- _Action item_:
The answer should consist of the records below, repeated exactly, and no pictures.

Items from a data source:
►
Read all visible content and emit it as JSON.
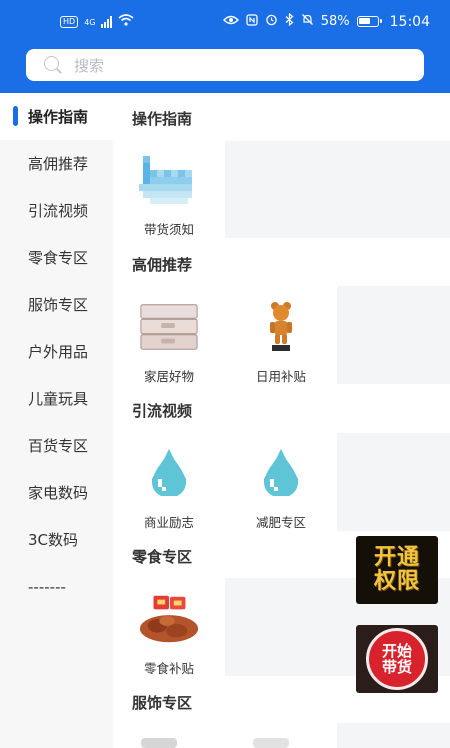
{
  "status_bar": {
    "left_badge": "HD",
    "network": "4G",
    "battery_percent": "58%",
    "time": "15:04",
    "icons": [
      "hd-badge",
      "signal-icon",
      "wifi-icon",
      "eye-icon",
      "nfc-icon",
      "alarm-icon",
      "bluetooth-icon",
      "mute-icon",
      "battery-icon"
    ]
  },
  "search": {
    "placeholder": "搜索"
  },
  "sidebar": {
    "items": [
      {
        "label": "操作指南",
        "active": true
      },
      {
        "label": "高佣推荐"
      },
      {
        "label": "引流视频"
      },
      {
        "label": "零食专区"
      },
      {
        "label": "服饰专区"
      },
      {
        "label": "户外用品"
      },
      {
        "label": "儿童玩具"
      },
      {
        "label": "百货专区"
      },
      {
        "label": "家电数码"
      },
      {
        "label": "3C数码"
      },
      {
        "label": "-------"
      }
    ]
  },
  "sections": [
    {
      "title": "操作指南",
      "items": [
        {
          "label": "带货须知",
          "icon": "pixel-hand-icon"
        }
      ]
    },
    {
      "title": "高佣推荐",
      "items": [
        {
          "label": "家居好物",
          "icon": "storage-box-image"
        },
        {
          "label": "日用补贴",
          "icon": "bear-figure-image"
        }
      ]
    },
    {
      "title": "引流视频",
      "items": [
        {
          "label": "商业励志",
          "icon": "water-drop-icon"
        },
        {
          "label": "减肥专区",
          "icon": "water-drop-icon"
        }
      ]
    },
    {
      "title": "零食专区",
      "items": [
        {
          "label": "零食补贴",
          "icon": "snack-pack-image"
        }
      ]
    },
    {
      "title": "服饰专区",
      "items": []
    }
  ],
  "promos": [
    {
      "text_line1": "开通",
      "text_line2": "权限",
      "colors": {
        "bg": "#141008",
        "text": "#f2c441"
      }
    },
    {
      "text_line1": "开始",
      "text_line2": "带货",
      "colors": {
        "bg": "#2a1d1a",
        "circle": "#d9232c"
      }
    }
  ],
  "colors": {
    "brand": "#1a6fe6",
    "sidebar_bg": "#f7f7f8"
  }
}
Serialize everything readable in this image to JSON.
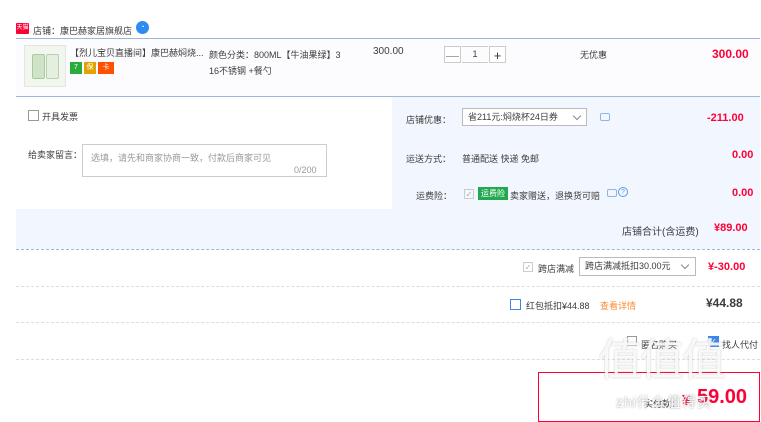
{
  "store": {
    "tag": "天猫",
    "name": "店铺：康巴赫家居旗舰店",
    "ww_icon": "chat-bubble-icon"
  },
  "item": {
    "title": "【烈儿宝贝直播间】康巴赫焖烧...",
    "badges": [
      "7",
      "保",
      "卡"
    ],
    "sku_line1": "颜色分类：800ML【牛油果绿】3",
    "sku_line2": "16不锈钢 +餐勺",
    "price": "300.00",
    "quantity": "1",
    "minus": "—",
    "plus": "+",
    "discount": "无优惠",
    "total": "300.00"
  },
  "options": {
    "invoice_label": "开具发票",
    "message_label": "给卖家留言：",
    "message_placeholder": "选填，请先和商家协商一致，付款后商家可见",
    "message_count": "0/200",
    "shop_discount_label": "店铺优惠：",
    "shop_discount_value": "省211元:焖烧杯24日券",
    "shop_discount_amount": "-211.00",
    "shipping_label": "运送方式：",
    "shipping_value": "普通配送 快递 免邮",
    "shipping_amount": "0.00",
    "insurance_label": "运费险：",
    "insurance_tag": "运费险",
    "insurance_value": "卖家赠送，退换货可赔",
    "insurance_amount": "0.00",
    "store_total_label": "店铺合计(含运费)",
    "store_total_value": "¥89.00"
  },
  "cross_store": {
    "label": "跨店满减",
    "select_value": "跨店满减抵扣30.00元",
    "amount": "¥-30.00"
  },
  "red_packet": {
    "label": "红包抵扣¥44.88",
    "detail_link": "查看详情",
    "amount": "¥44.88"
  },
  "bottom": {
    "anonymous_label": "匿名购买",
    "pay_other_label": "找人代付",
    "pay_label": "实付款：",
    "pay_symbol": "¥",
    "pay_value": "59.00"
  },
  "watermark": {
    "glyphs": "值值值",
    "domain": "zhi什么值得买"
  },
  "colors": {
    "accent": "#ff0036",
    "link_blue": "#3b86e8",
    "panel": "#f2f7ff",
    "insurance_green": "#22a94f"
  }
}
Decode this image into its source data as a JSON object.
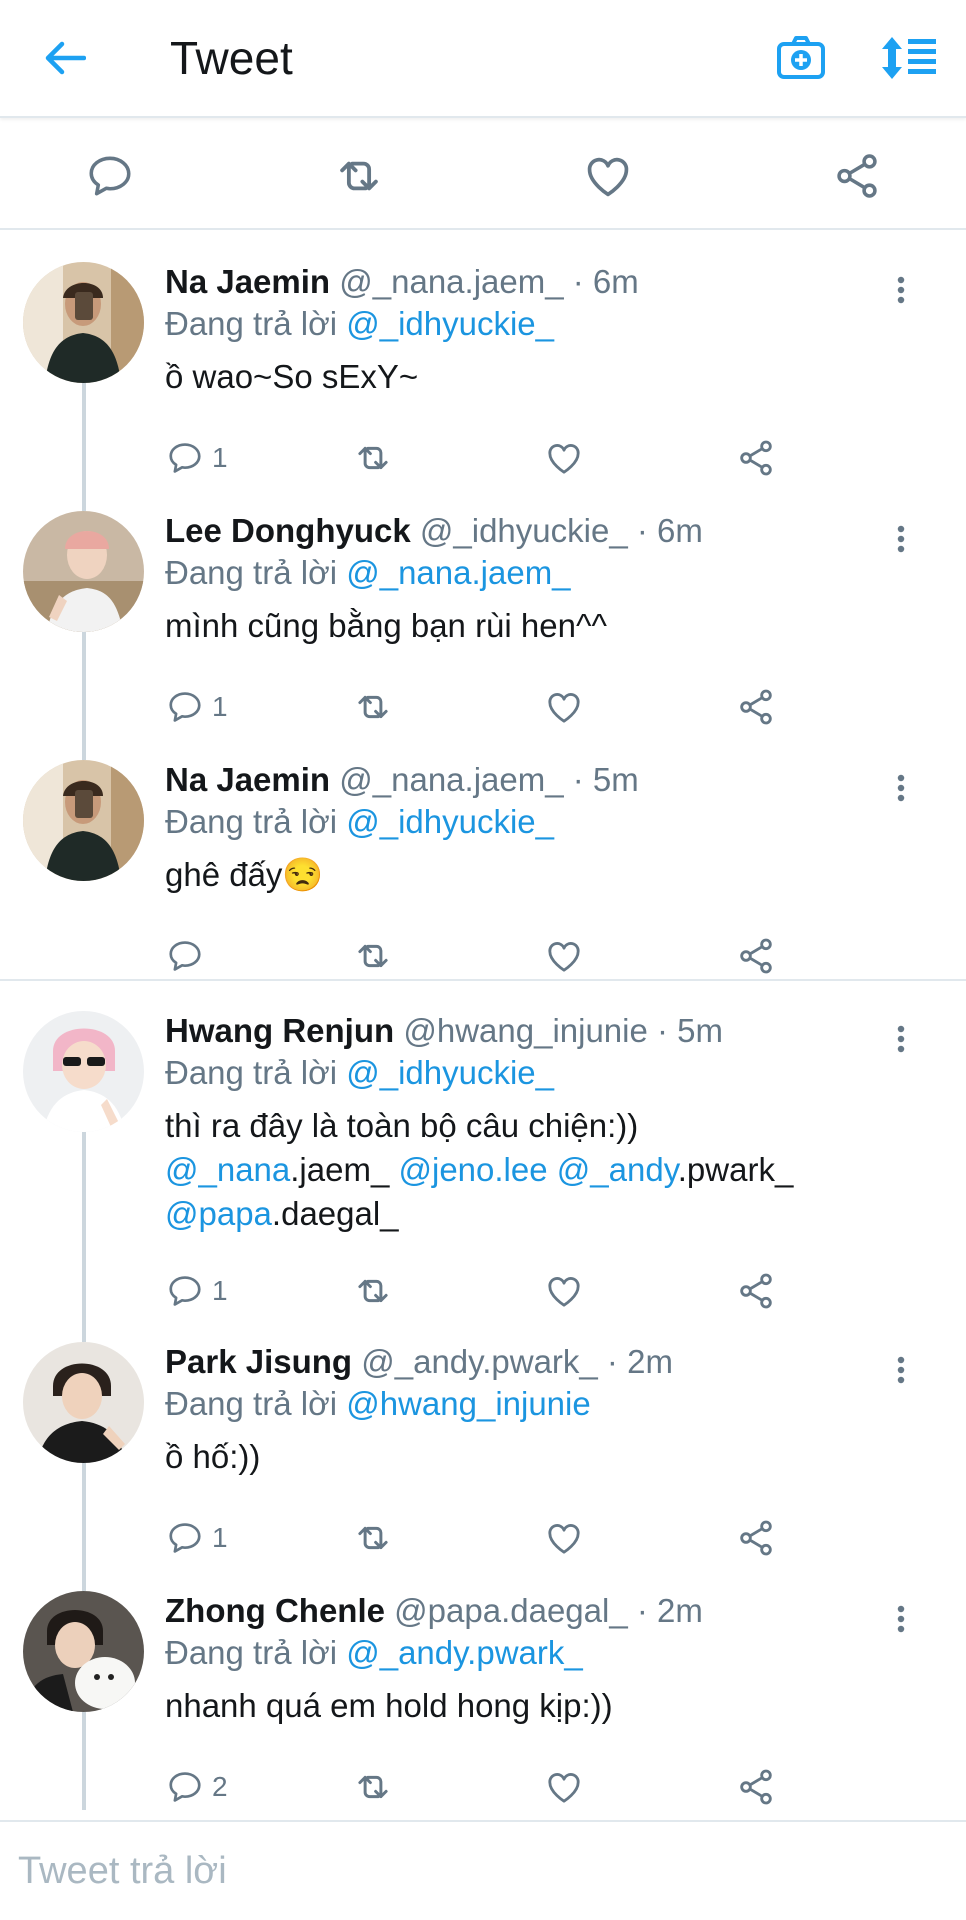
{
  "header": {
    "title": "Tweet",
    "back_icon": "arrow-left-icon",
    "camera_icon": "camera-plus-icon",
    "sort_icon": "sort-list-icon",
    "accent": "#1da1f2"
  },
  "tweet_actions": [
    "reply-icon",
    "retweet-icon",
    "like-icon",
    "share-icon"
  ],
  "replies": [
    {
      "name": "Na Jaemin",
      "handle_time": "@_nana.jaem_ · 6m",
      "replying_label": "Đang trả lời",
      "replying_to": "@_idhyuckie_",
      "text": "ồ wao~So sExY~",
      "reply_count": "1"
    },
    {
      "name": "Lee Donghyuck",
      "handle_time": "@_idhyuckie_ · 6m",
      "replying_label": "Đang trả lời",
      "replying_to": "@_nana.jaem_",
      "text": "mình cũng bằng bạn rùi hen^^",
      "reply_count": "1"
    },
    {
      "name": "Na Jaemin",
      "handle_time": "@_nana.jaem_ · 5m",
      "replying_label": "Đang trả lời",
      "replying_to": "@_idhyuckie_",
      "text": "ghê đấy😒",
      "reply_count": ""
    },
    {
      "name": "Hwang Renjun",
      "handle_time": "@hwang_injunie · 5m",
      "replying_label": "Đang trả lời",
      "replying_to": "@_idhyuckie_",
      "text_line1": "thì ra đây là toàn bộ câu chiện:))",
      "m1_link": "@_nana",
      "m1_rest": ".jaem_",
      "m2_link": "@jeno.lee",
      "m3_link": "@_andy",
      "m3_rest": ".pwark_",
      "m4_link": "@papa",
      "m4_rest": ".daegal_",
      "reply_count": "1"
    },
    {
      "name": "Park Jisung",
      "handle_time": "@_andy.pwark_ · 2m",
      "replying_label": "Đang trả lời",
      "replying_to": "@hwang_injunie",
      "text": "ồ hố:))",
      "reply_count": "1"
    },
    {
      "name": "Zhong Chenle",
      "handle_time": "@papa.daegal_ · 2m",
      "replying_label": "Đang trả lời",
      "replying_to": "@_andy.pwark_",
      "text": "nhanh quá em hold hong kịp:))",
      "reply_count": "2"
    }
  ],
  "compose": {
    "placeholder": "Tweet trả lời"
  }
}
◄
- _Answer to this task_:
Read all visible content and emit it as JSON.
{
  "status_bar": {
    "left_badge": "HD",
    "network": "4G",
    "battery_percent": "58%",
    "time": "15:04",
    "icons": [
      "hd-badge",
      "signal-icon",
      "wifi-icon",
      "eye-icon",
      "nfc-icon",
      "alarm-icon",
      "bluetooth-icon",
      "mute-icon",
      "battery-icon"
    ]
  },
  "search": {
    "placeholder": "搜索"
  },
  "sidebar": {
    "items": [
      {
        "label": "操作指南",
        "active": true
      },
      {
        "label": "高佣推荐"
      },
      {
        "label": "引流视频"
      },
      {
        "label": "零食专区"
      },
      {
        "label": "服饰专区"
      },
      {
        "label": "户外用品"
      },
      {
        "label": "儿童玩具"
      },
      {
        "label": "百货专区"
      },
      {
        "label": "家电数码"
      },
      {
        "label": "3C数码"
      },
      {
        "label": "-------"
      }
    ]
  },
  "sections": [
    {
      "title": "操作指南",
      "items": [
        {
          "label": "带货须知",
          "icon": "pixel-hand-icon"
        }
      ]
    },
    {
      "title": "高佣推荐",
      "items": [
        {
          "label": "家居好物",
          "icon": "storage-box-image"
        },
        {
          "label": "日用补贴",
          "icon": "bear-figure-image"
        }
      ]
    },
    {
      "title": "引流视频",
      "items": [
        {
          "label": "商业励志",
          "icon": "water-drop-icon"
        },
        {
          "label": "减肥专区",
          "icon": "water-drop-icon"
        }
      ]
    },
    {
      "title": "零食专区",
      "items": [
        {
          "label": "零食补贴",
          "icon": "snack-pack-image"
        }
      ]
    },
    {
      "title": "服饰专区",
      "items": []
    }
  ],
  "promos": [
    {
      "text_line1": "开通",
      "text_line2": "权限",
      "colors": {
        "bg": "#141008",
        "text": "#f2c441"
      }
    },
    {
      "text_line1": "开始",
      "text_line2": "带货",
      "colors": {
        "bg": "#2a1d1a",
        "circle": "#d9232c"
      }
    }
  ],
  "colors": {
    "brand": "#1a6fe6",
    "sidebar_bg": "#f7f7f8"
  }
}
Serialize everything readable in this image to JSON.
{
  "store": {
    "tag": "天猫",
    "name": "店铺：康巴赫家居旗舰店",
    "ww_icon": "chat-bubble-icon"
  },
  "item": {
    "title": "【烈儿宝贝直播间】康巴赫焖烧...",
    "badges": [
      "7",
      "保",
      "卡"
    ],
    "sku_line1": "颜色分类：800ML【牛油果绿】3",
    "sku_line2": "16不锈钢 +餐勺",
    "price": "300.00",
    "quantity": "1",
    "minus": "—",
    "plus": "+",
    "discount": "无优惠",
    "total": "300.00"
  },
  "options": {
    "invoice_label": "开具发票",
    "message_label": "给卖家留言：",
    "message_placeholder": "选填，请先和商家协商一致，付款后商家可见",
    "message_count": "0/200",
    "shop_discount_label": "店铺优惠：",
    "shop_discount_value": "省211元:焖烧杯24日券",
    "shop_discount_amount": "-211.00",
    "shipping_label": "运送方式：",
    "shipping_value": "普通配送 快递 免邮",
    "shipping_amount": "0.00",
    "insurance_label": "运费险：",
    "insurance_tag": "运费险",
    "insurance_value": "卖家赠送，退换货可赔",
    "insurance_amount": "0.00",
    "store_total_label": "店铺合计(含运费)",
    "store_total_value": "¥89.00"
  },
  "cross_store": {
    "label": "跨店满减",
    "select_value": "跨店满减抵扣30.00元",
    "amount": "¥-30.00"
  },
  "red_packet": {
    "label": "红包抵扣¥44.88",
    "detail_link": "查看详情",
    "amount": "¥44.88"
  },
  "bottom": {
    "anonymous_label": "匿名购买",
    "pay_other_label": "找人代付",
    "pay_label": "实付款：",
    "pay_symbol": "¥",
    "pay_value": "59.00"
  },
  "watermark": {
    "glyphs": "值值值",
    "domain": "zhi什么值得买"
  },
  "colors": {
    "accent": "#ff0036",
    "link_blue": "#3b86e8",
    "panel": "#f2f7ff",
    "insurance_green": "#22a94f"
  }
}
Decode this image into its source data as a JSON object.
{
  "header": {
    "title": "Tweet",
    "back_icon": "arrow-left-icon",
    "camera_icon": "camera-plus-icon",
    "sort_icon": "sort-list-icon",
    "accent": "#1da1f2"
  },
  "tweet_actions": [
    "reply-icon",
    "retweet-icon",
    "like-icon",
    "share-icon"
  ],
  "replies": [
    {
      "name": "Na Jaemin",
      "handle_time": "@_nana.jaem_ · 6m",
      "replying_label": "Đang trả lời",
      "replying_to": "@_idhyuckie_",
      "text": "ồ wao~So sExY~",
      "reply_count": "1"
    },
    {
      "name": "Lee Donghyuck",
      "handle_time": "@_idhyuckie_ · 6m",
      "replying_label": "Đang trả lời",
      "replying_to": "@_nana.jaem_",
      "text": "mình cũng bằng bạn rùi hen^^",
      "reply_count": "1"
    },
    {
      "name": "Na Jaemin",
      "handle_time": "@_nana.jaem_ · 5m",
      "replying_label": "Đang trả lời",
      "replying_to": "@_idhyuckie_",
      "text": "ghê đấy😒",
      "reply_count": ""
    },
    {
      "name": "Hwang Renjun",
      "handle_time": "@hwang_injunie · 5m",
      "replying_label": "Đang trả lời",
      "replying_to": "@_idhyuckie_",
      "text_line1": "thì ra đây là toàn bộ câu chiện:))",
      "m1_link": "@_nana",
      "m1_rest": ".jaem_",
      "m2_link": "@jeno.lee",
      "m3_link": "@_andy",
      "m3_rest": ".pwark_",
      "m4_link": "@papa",
      "m4_rest": ".daegal_",
      "reply_count": "1"
    },
    {
      "name": "Park Jisung",
      "handle_time": "@_andy.pwark_ · 2m",
      "replying_label": "Đang trả lời",
      "replying_to": "@hwang_injunie",
      "text": "ồ hố:))",
      "reply_count": "1"
    },
    {
      "name": "Zhong Chenle",
      "handle_time": "@papa.daegal_ · 2m",
      "replying_label": "Đang trả lời",
      "replying_to": "@_andy.pwark_",
      "text": "nhanh quá em hold hong kịp:))",
      "reply_count": "2"
    }
  ],
  "compose": {
    "placeholder": "Tweet trả lời"
  }
}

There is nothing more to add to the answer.